Predation is a biological interaction where one organism, the predator, kills and eats another organism, its prey.
Where food is found in patches, such as rare shoals of fish in a nearly empty ocean, the search stage requires the predator to travel for a substantial time, and to expend a significant amount of energy, to locate each food patch.
For example, the black-browed albatross regularly makes foraging flights to a range of around 700 kilometres (430 miles), up to a maximum foraging range of 3,000 kilometres (1,860 miles) for breeding birds gathering food for their young. One such is the Lévy walk, that tends to involve clusters of short steps with occasional long steps.

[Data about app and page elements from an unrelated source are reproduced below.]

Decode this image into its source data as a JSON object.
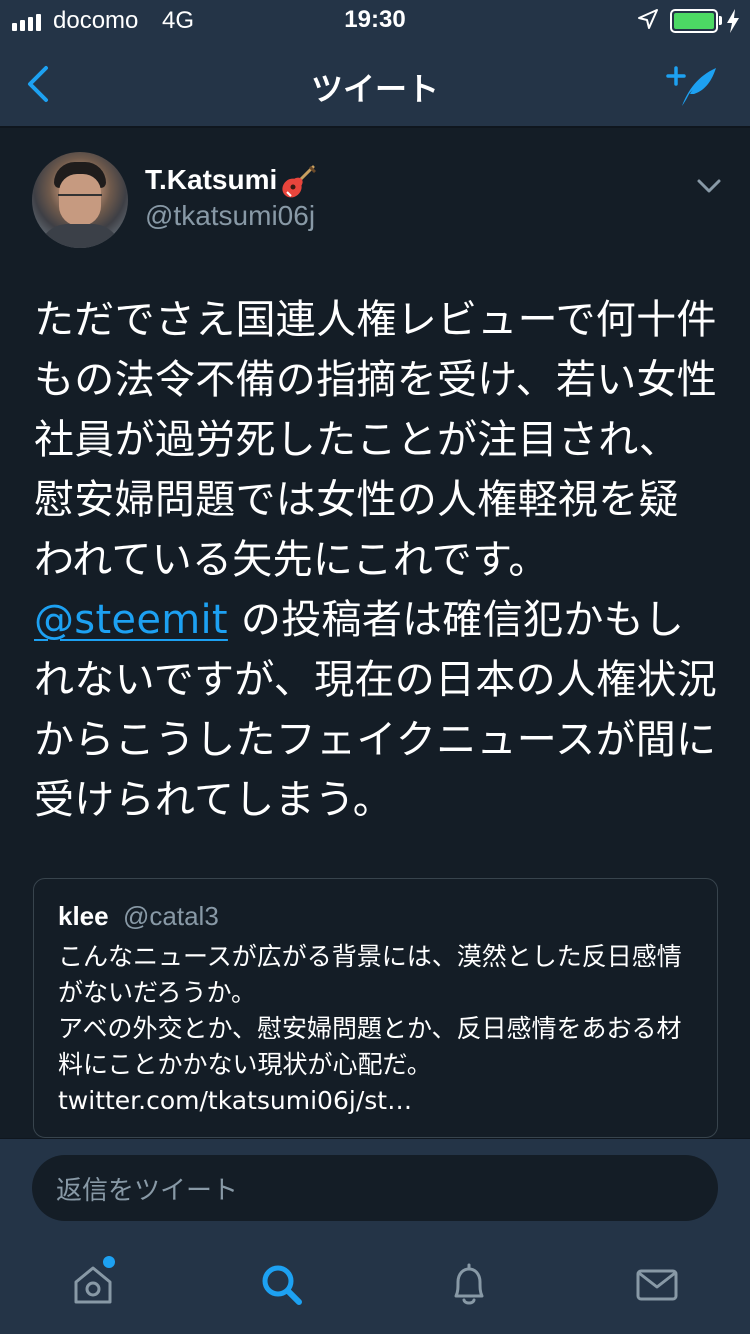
{
  "status_bar": {
    "carrier": "docomo",
    "network": "4G",
    "time": "19:30",
    "battery_level": 1.0
  },
  "nav": {
    "title": "ツイート",
    "back_icon": "chevron-left-icon",
    "compose_icon": "compose-tweet-icon"
  },
  "tweet": {
    "author_name": "T.Katsumi",
    "author_emoji_icon": "guitar-icon",
    "author_handle": "@tkatsumi06j",
    "text_before_mention": "ただでさえ国連人権レビューで何十件もの法令不備の指摘を受け、若い女性社員が過労死したことが注目され、慰安婦問題では女性の人権軽視を疑われている矢先にこれです。",
    "mention": "@steemit",
    "text_after_mention": " の投稿者は確信犯かもしれないですが、現在の日本の人権状況からこうしたフェイクニュースが間に受けられてしまう。"
  },
  "quoted_tweet": {
    "author_name": "klee",
    "author_handle": "@catal3",
    "text": "こんなニュースが広がる背景には、漠然とした反日感情がないだろうか。\nアベの外交とか、慰安婦問題とか、反日感情をあおる材料にことかかない現状が心配だ。\ntwitter.com/tkatsumi06j/st…"
  },
  "reply": {
    "placeholder": "返信をツイート"
  },
  "tab_bar": {
    "tabs": [
      {
        "icon": "home-icon",
        "active": false,
        "has_notification_dot": true
      },
      {
        "icon": "search-icon",
        "active": true
      },
      {
        "icon": "bell-icon",
        "active": false
      },
      {
        "icon": "mail-icon",
        "active": false
      }
    ]
  },
  "colors": {
    "background": "#141d26",
    "bar_background": "#243447",
    "accent": "#1da1f2",
    "secondary_text": "#8899a6"
  }
}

Other adaptations include stealth and aggressive mimicry that improve hunting efficiency.
Predation has a powerful selective effect on prey, and the prey develop antipredator adaptations such as warning coloration, alarm calls and other signals, camouflage, mimicry of well-defended species, and defensive spines and chemicals.